## What you have to do
Copy out each line of the material in which the word "folder" appears.

>>>>

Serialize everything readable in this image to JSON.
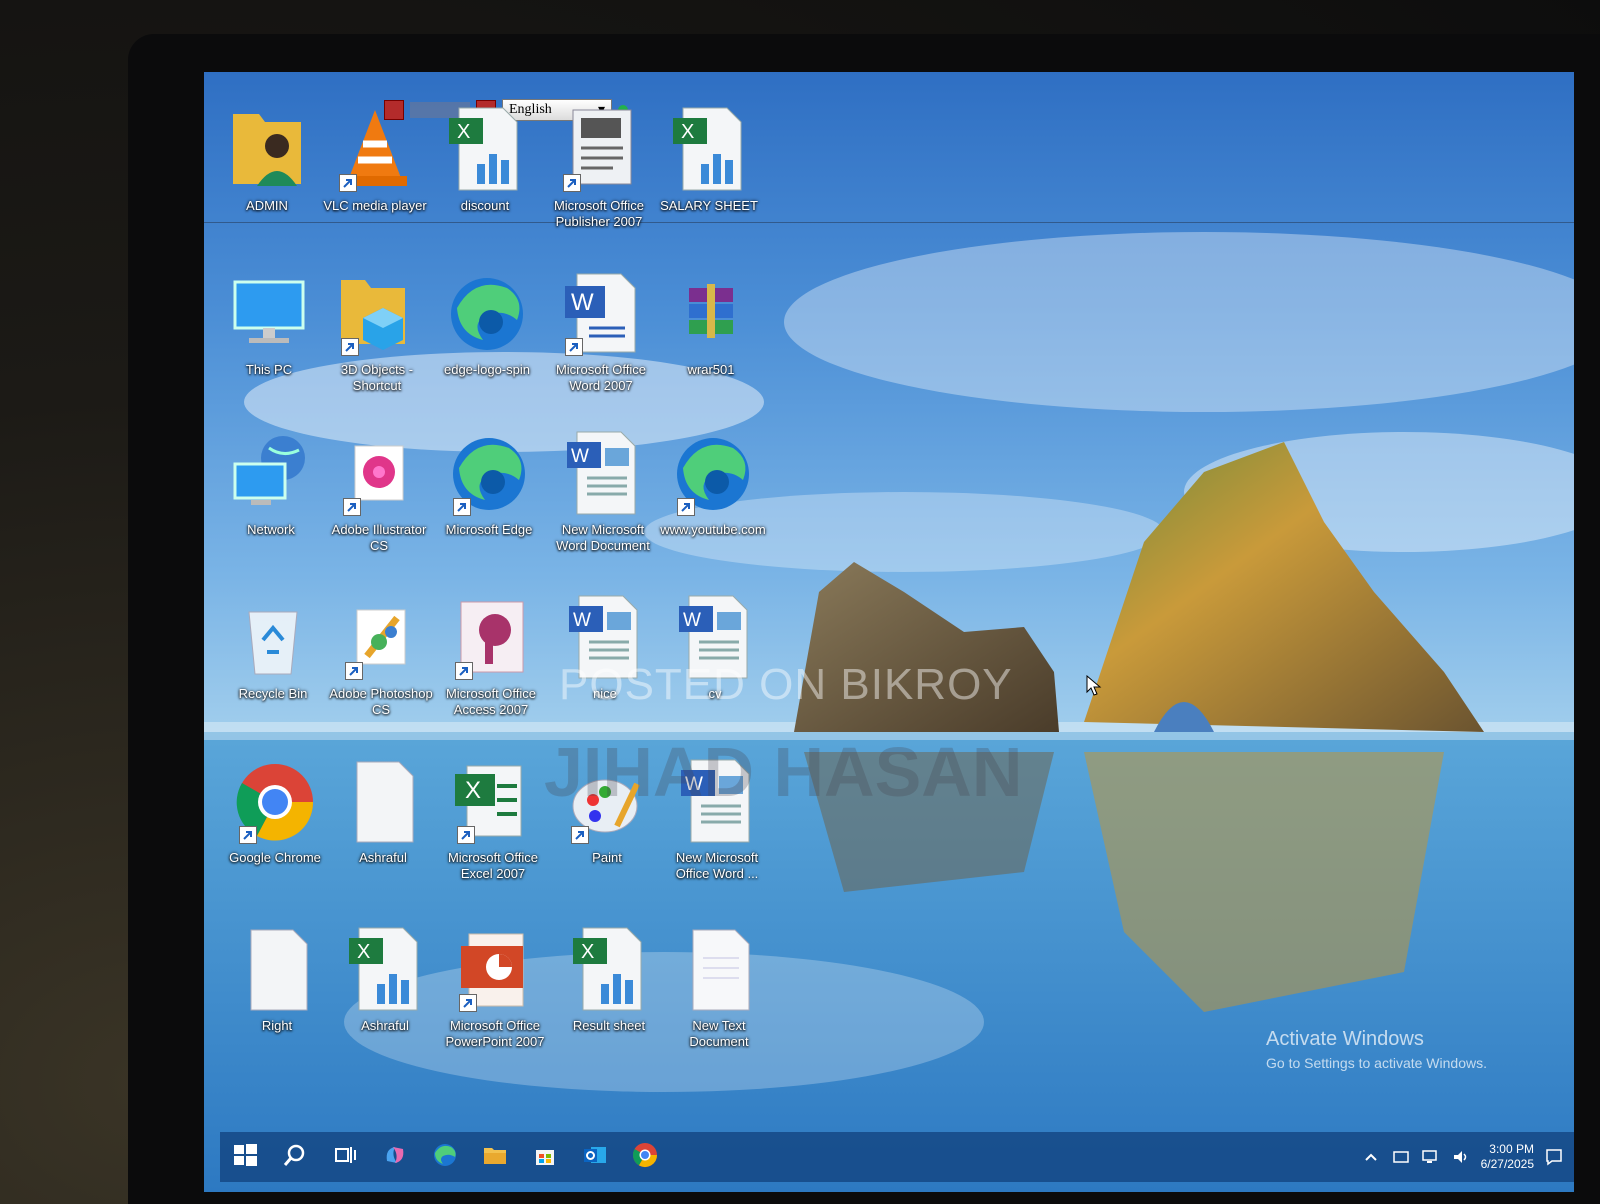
{
  "language_bar": {
    "language": "English"
  },
  "icons": [
    {
      "label": "ADMIN",
      "kind": "user-folder-icon"
    },
    {
      "label": "VLC media player",
      "kind": "vlc-icon",
      "shortcut": true
    },
    {
      "label": "discount",
      "kind": "excel-file-icon"
    },
    {
      "label": "Microsoft Office Publisher 2007",
      "kind": "publisher-icon",
      "shortcut": true
    },
    {
      "label": "SALARY SHEET",
      "kind": "excel-file-icon"
    },
    {
      "label": "This PC",
      "kind": "this-pc-icon"
    },
    {
      "label": "3D Objects - Shortcut",
      "kind": "folder-3d-icon",
      "shortcut": true
    },
    {
      "label": "edge-logo-spin",
      "kind": "edge-icon"
    },
    {
      "label": "Microsoft Office Word 2007",
      "kind": "word-app-icon",
      "shortcut": true
    },
    {
      "label": "wrar501",
      "kind": "winrar-icon"
    },
    {
      "label": "Network",
      "kind": "network-icon"
    },
    {
      "label": "Adobe Illustrator CS",
      "kind": "illustrator-icon",
      "shortcut": true
    },
    {
      "label": "Microsoft Edge",
      "kind": "edge-icon",
      "shortcut": true
    },
    {
      "label": "New Microsoft Word Document",
      "kind": "word-file-icon"
    },
    {
      "label": "www.youtube.com",
      "kind": "edge-icon",
      "shortcut": true
    },
    {
      "label": "Recycle Bin",
      "kind": "recycle-bin-icon"
    },
    {
      "label": "Adobe Photoshop CS",
      "kind": "photoshop-icon",
      "shortcut": true
    },
    {
      "label": "Microsoft Office Access 2007",
      "kind": "access-icon",
      "shortcut": true
    },
    {
      "label": "nice",
      "kind": "word-file-icon"
    },
    {
      "label": "cv",
      "kind": "word-file-icon"
    },
    {
      "label": "Google Chrome",
      "kind": "chrome-icon",
      "shortcut": true
    },
    {
      "label": "Ashraful",
      "kind": "blank-file-icon"
    },
    {
      "label": "Microsoft Office Excel 2007",
      "kind": "excel-app-icon",
      "shortcut": true
    },
    {
      "label": "Paint",
      "kind": "paint-icon",
      "shortcut": true
    },
    {
      "label": "New Microsoft Office Word ...",
      "kind": "word-file-icon"
    },
    {
      "label": "Right",
      "kind": "blank-file-icon"
    },
    {
      "label": "Ashraful",
      "kind": "excel-file-icon"
    },
    {
      "label": "Microsoft Office PowerPoint 2007",
      "kind": "powerpoint-icon",
      "shortcut": true
    },
    {
      "label": "Result sheet",
      "kind": "excel-file-icon"
    },
    {
      "label": "New Text Document",
      "kind": "text-file-icon"
    }
  ],
  "watermark": {
    "posted": "POSTED ON BIKROY",
    "name": "JIHAD HASAN"
  },
  "activation": {
    "title": "Activate Windows",
    "subtitle": "Go to Settings to activate Windows."
  },
  "taskbar": {
    "buttons": [
      "windows-start-icon",
      "search-icon",
      "task-view-icon",
      "copilot-icon",
      "edge-icon",
      "file-explorer-icon",
      "store-icon",
      "outlook-icon",
      "chrome-icon"
    ],
    "clock": {
      "time": "3:00 PM",
      "date": "6/27/2025"
    }
  },
  "colors": {
    "taskbar": "#14468a",
    "accent": "#0078d7"
  }
}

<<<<

## Solution for this problem
      "kind": "user-folder-icon"
      "kind": "folder-3d-icon",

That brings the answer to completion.